  • The argument, I guess, is "well, this CBP agency is terrible at running a web service, but they're great at everything else they do." But usually when an enterprise is good at one thing they are pretty good at everything and when they're bad at one thing it is usually because management has low standards for pretty much everything that the enterprise does. Can we infer from their inability to run a decent 1995-style web service that CBP is never going to be able to screen refugees and asylum-seekers? [Phil G]
  • The Venue. This was actually pretty freaking easy. Most offices LOVE hosting meetups. We cold emailed a few co-working spaces and they all said yes. I can't emphasize this enough, but the key in these emails was to appeal to their interests. NO ONE CARES ABOUT YOU...THEY ONLY CARE ABOUT THEMSELVES. Remember this. We would email the office manager and tell them how we were going to have 150 entrepreneurs in one room and this would help the work space land a new client or two. [Anti MBA]
  • I'm reminded of the fine 1986 book about Mexico by the NYT's Mexico City correspondent Alan Riding, Distant Neighbors. Riding took it as a given that Greater Mexico City's population, then about 18 million, would grow to 30 million. But instead, Mexico City got so awful as its population kept going up that Mexican peasants moved to the United States instead, and Greater Mexico City is around 21 million today. [Sailer]
  • Scattered throughout the world, several dozen groups of so-called primitive people, like the Kalahari bushmen, continue to support themselves that way. It turns out that these people have plenty of leisure time, sleep a good deal, and work less hard than their farming neighbors. For instance, the average time devoted each week to obtaining food is only 12 to 19 hours for one group of Bushmen, 14 hours or less for the Hadza nomads of Tanzania.
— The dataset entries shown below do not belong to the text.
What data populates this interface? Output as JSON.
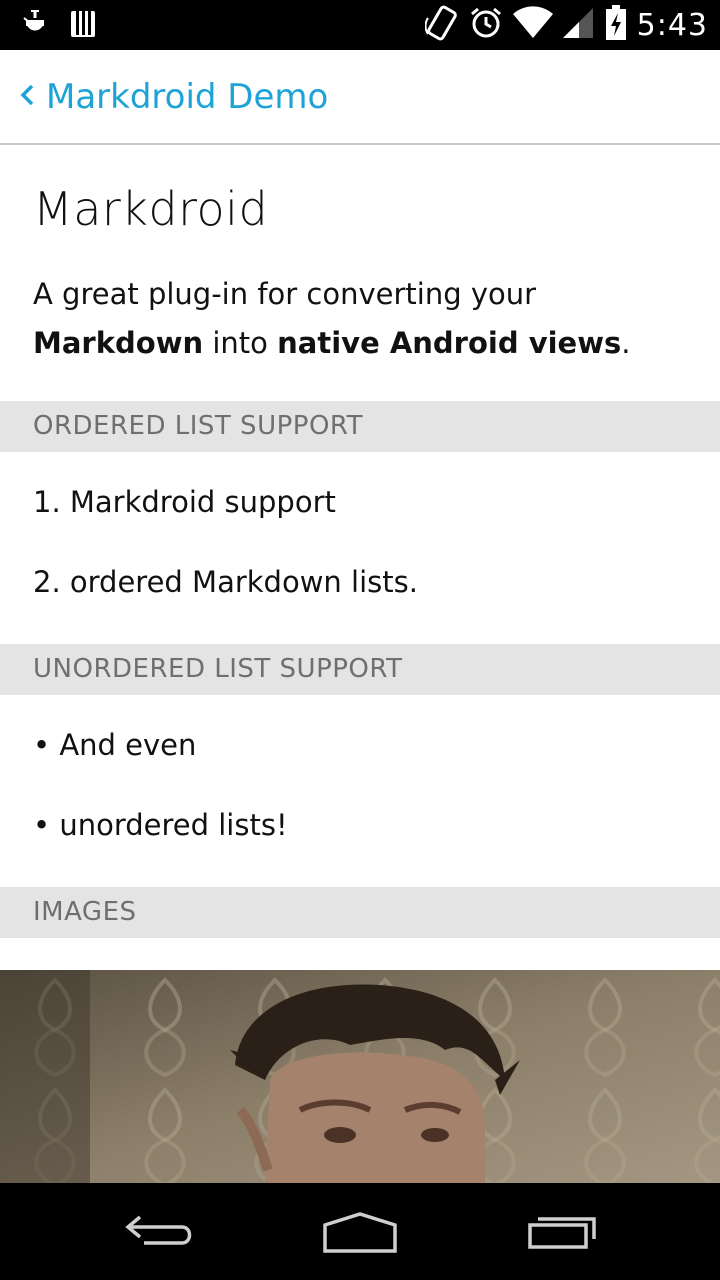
{
  "status_bar": {
    "time": "5:43",
    "left_icons": [
      "usb-debug-icon",
      "storage-icon"
    ],
    "right_icons": [
      "screen-rotation-icon",
      "alarm-icon",
      "wifi-icon",
      "cell-signal-icon",
      "battery-charging-icon"
    ]
  },
  "action_bar": {
    "title": "Markdroid Demo"
  },
  "content": {
    "heading": "Markdroid",
    "paragraph": {
      "part1": "A great plug-in for converting your ",
      "bold1": "Markdown",
      "part2": " into ",
      "bold2": "native Android views",
      "part3": "."
    },
    "sections": [
      {
        "title": "ORDERED LIST SUPPORT",
        "items": [
          "1. Markdroid support",
          "2. ordered Markdown lists."
        ]
      },
      {
        "title": "UNORDERED LIST SUPPORT",
        "items": [
          "• And even",
          "• unordered lists!"
        ]
      },
      {
        "title": "IMAGES",
        "items": []
      }
    ]
  },
  "nav_bar": {
    "buttons": [
      "back-button",
      "home-button",
      "recents-button"
    ]
  }
}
One Bushman, when asked why he hadn't emulated neighboring tribes by adopting agriculture, replied, "Why should we, when there are so many mongongo nuts in the world?" [Diamond]
  • Now that private primary care tele-systems have become popular in metropolitan England, they are competing on how quickly they can get amoxicillin delivered to your door. There is already a mixed economy in the USA, such that only 60% of antibiotic prescriptions originate from doctors' offices or emergency departments. The remaining 40% come from retail clinics and urgent care centers. Using a huge prescribing database, this study found that antibiotic prescriptions were linked to 39.0% of 2.7 million urgent care center visits, 36.4% of 58 206 retail clinic visits, 13.8% of 4.8 million ED visits, and 7.1% of 148.5 million medical office visits. [BMJ]
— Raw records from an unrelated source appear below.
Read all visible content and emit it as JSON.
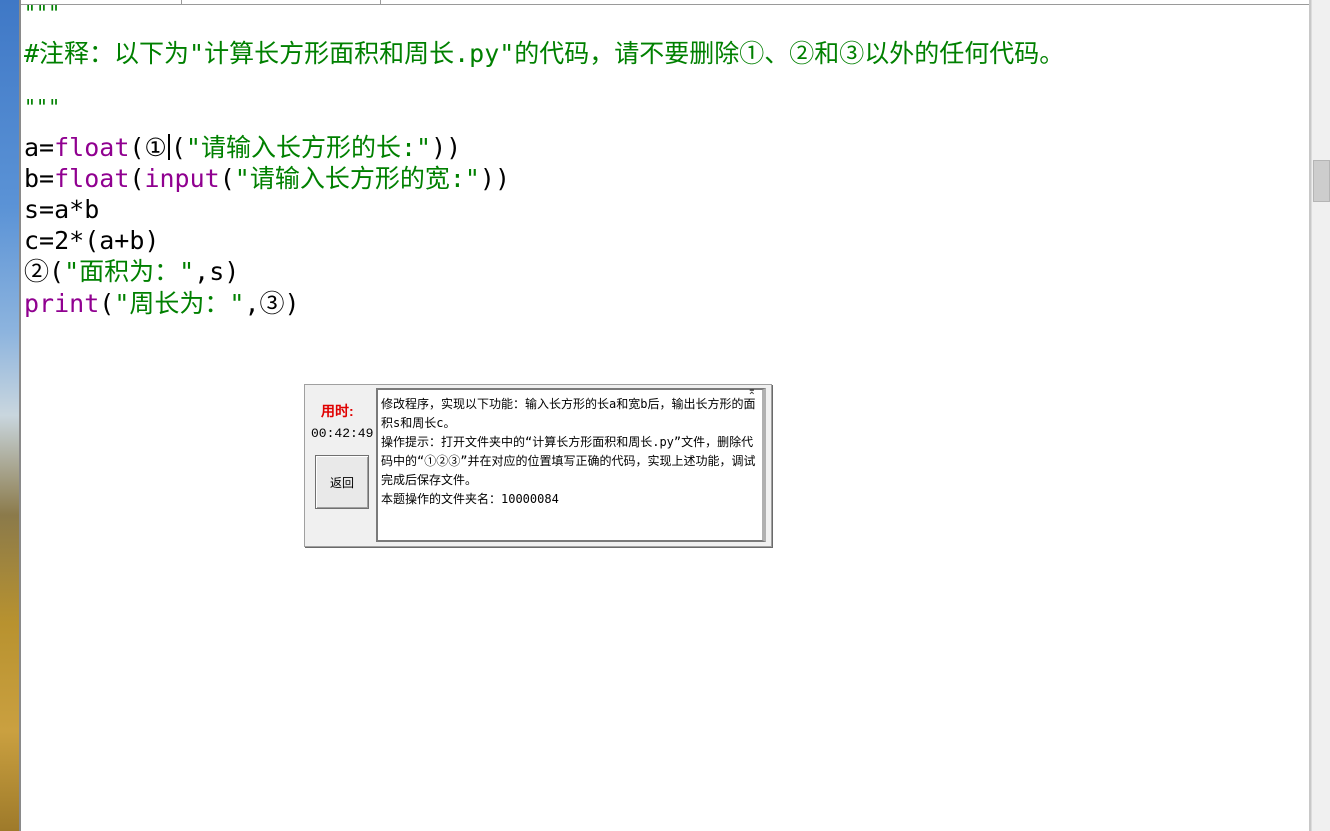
{
  "editor": {
    "lines": {
      "doc_open": "\"\"\"",
      "comment": "#注释：以下为\"计算长方形面积和周长.py\"的代码，请不要删除①、②和③以外的任何代码。",
      "doc_close": "\"\"\"",
      "l1_a": "a=",
      "l1_fn": "float",
      "l1_b": "(①",
      "l1_c": "(",
      "l1_str": "\"请输入长方形的长:\"",
      "l1_end": "))",
      "l2_a": "b=",
      "l2_fn": "float",
      "l2_b": "(",
      "l2_fn2": "input",
      "l2_c": "(",
      "l2_str": "\"请输入长方形的宽:\"",
      "l2_end": "))",
      "l3": "s=a*b",
      "l4": "c=2*(a+b)",
      "l5_a": "②(",
      "l5_str": "\"面积为：\"",
      "l5_end": ",s)",
      "l6_fn": "print",
      "l6_a": "(",
      "l6_str": "\"周长为：\"",
      "l6_end": ",③)"
    }
  },
  "dialog": {
    "timer_label": "用时:",
    "timer_value": "00:42:49",
    "back_button": "返回",
    "instructions": "修改程序，实现以下功能：输入长方形的长a和宽b后，输出长方形的面积s和周长c。\n操作提示：打开文件夹中的“计算长方形面积和周长.py”文件，删除代码中的“①②③”并在对应的位置填写正确的代码，实现上述功能，调试完成后保存文件。\n本题操作的文件夹名：10000084"
  },
  "colors": {
    "keyword": "#900090",
    "string": "#008000",
    "timer_label": "#e00000"
  }
}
  • This is the reason that if I could give a prospective creative only one piece of advice about platform, it would be this: Build a list. Specifically, an e-mail list. Why? Imagine that, for reasons entirely outside of your control, there was a media and industry blackout of your work. Imagine that, due to some controversy or sudden change in public tastes, you were suddenly persona non grata. Imagine if no publisher, no crowdfunding platform, no retailer, no distributors, and no investors would touch what you've made. [Ryan Holiday]
  • In May 2009, I sent an email to a friend. I'd been posting book recommendations on my website for the last couple years, but what did he think of the idea of doing it as a monthly email instead? It was a bad idea, he said–because people wouldn't be able to share the blog posts anymore. People are protective of their emails, so who would want to sign up for that? [Ryan Holiday]

1 comment:

League of Women Voters said...

Sadly, Ryan Holiday is a shitlib: